This question has come out while reading J. Moser "*New Aspects in the Theory of Stability
of Hamiltonian Systems*". I'm particularly interested to the Appendix, where one investigates the stability of elliptic fixed points of Hamiltonian dynamical systems, in the time independent case. I start presenting the **framework**.

Let us consider the Hamiltonian dynamical system $$ \dot{x}_\nu = H_{y_\nu}(x,y), \qquad \dot{y}_\nu=-H_{x_\nu}(x,y) \qquad \qquad (1) $$

where $\nu=1,2,\dots,n$. Hamiltonian $H$ does not depend on time $t$ and it is assumed to be a real analytic function of $x_\nu,\,y_\nu$, with $\nu=1,2,\dots,n$ in the neighboorhood of $x=y=0$, the expansion of which starts with quadratic terms. Then $x=y=0$ is an equilibrium solution.

One can construct a fundamental system of solutions of exponential form $$ w^{(\nu)}=e^{\gamma_\nu t}p^{(\nu)} $$ where $p^{(\nu)}$ are constant vectors or, in the case of multiple eigenvalues $\gamma_{\nu}$, possibly polinomials in $t$. The numbers $\gamma_\nu$ are obtained as the eigenvalues of the matrix determined by the linear terms of the right-hand side of (1). Suppose that all eigenvalues are distinct and purely imaginary, i.e. of the type $\gamma_\nu=i\beta_\nu$, with $\beta_\nu$ real. So the spectrum has the form $$ \pm i \beta_1, \quad \pm i \beta_2, \,\dots,\, \pm i \beta_n. $$ So one obtains a collection of distinct numbers $\beta_\nu$, $-\beta_\nu$ with $\nu=1,2,\dots,n$

So far, so good.
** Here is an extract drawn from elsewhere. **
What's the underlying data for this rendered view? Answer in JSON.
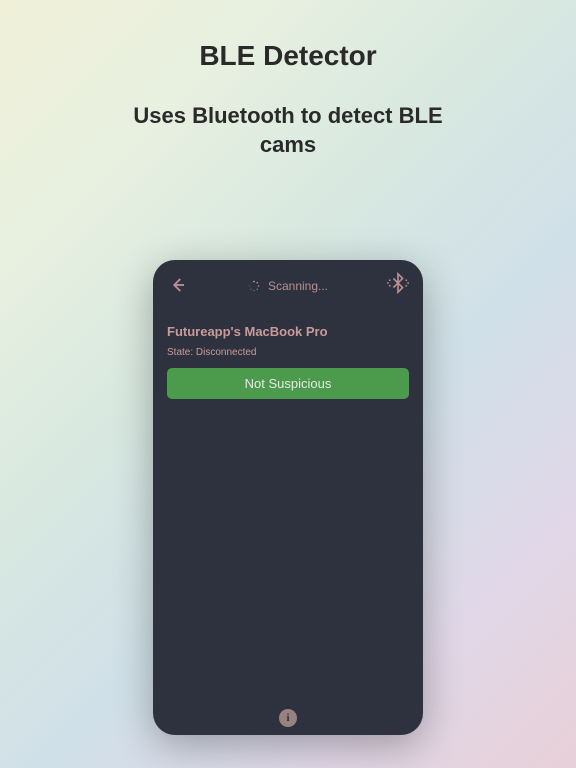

For later purposes, one needs to define the sign of $\beta_\nu$. The Author says that the sign of $\beta_\nu$ is taken in such a way that $$ \mathcal{Im}\left[w^{(\nu)},\overline{w^{(\nu)}}\right]<0. $$ Square brackets are defined as Lagrange Brackets (an outdated therminology, nowadays called symplectic form [see comments]). More precisely, given any two $2n$-dimensional vectors, $x$ and $\tilde{x}$, with components $x_\nu$ and $\tilde{x}_\nu$, their Lagrange Bracket (read: symplectic form) is defined as $$ [x,\tilde{x}]=\sum_{\nu=1}^n (x_\nu\tilde{x}_{\nu+n}-x_{\nu+n}\tilde{x}_\nu) $$ In passing, one has to remember that an Hamiltonian sysytem is marked by the fact that, for any two solutions $x$ and $\tilde{x}$, the Lagrange bracket (read: symplectic form) $[x,\tilde{x}]$ is $t$-independent.

**Questions:** can someone please show

1) How to explicitly compute:

$$ [w^{(\nu)},w^{(\mu)}] = ? $$

$$ [w^{(\nu)},\overline{w^{(\mu)}}] = ? $$

2) How to prove that $$ [w^{(\nu)},\overline{w^{(\nu)}}] = [p^{(\nu)},\overline{p^{(\nu)}}] $$

$$ [p^{(\nu)},\overline{p^{(\nu)}}] \text{ is purely imaginary} $$ 3) How to define the sign $\beta_{\nu}$ in such a way that $$ \mathcal{Im}\left[w^{(\nu)},\overline{w^{(\nu)}}\right]<0. $$ I am from the Physics community, so I kindly ask to display all important passages.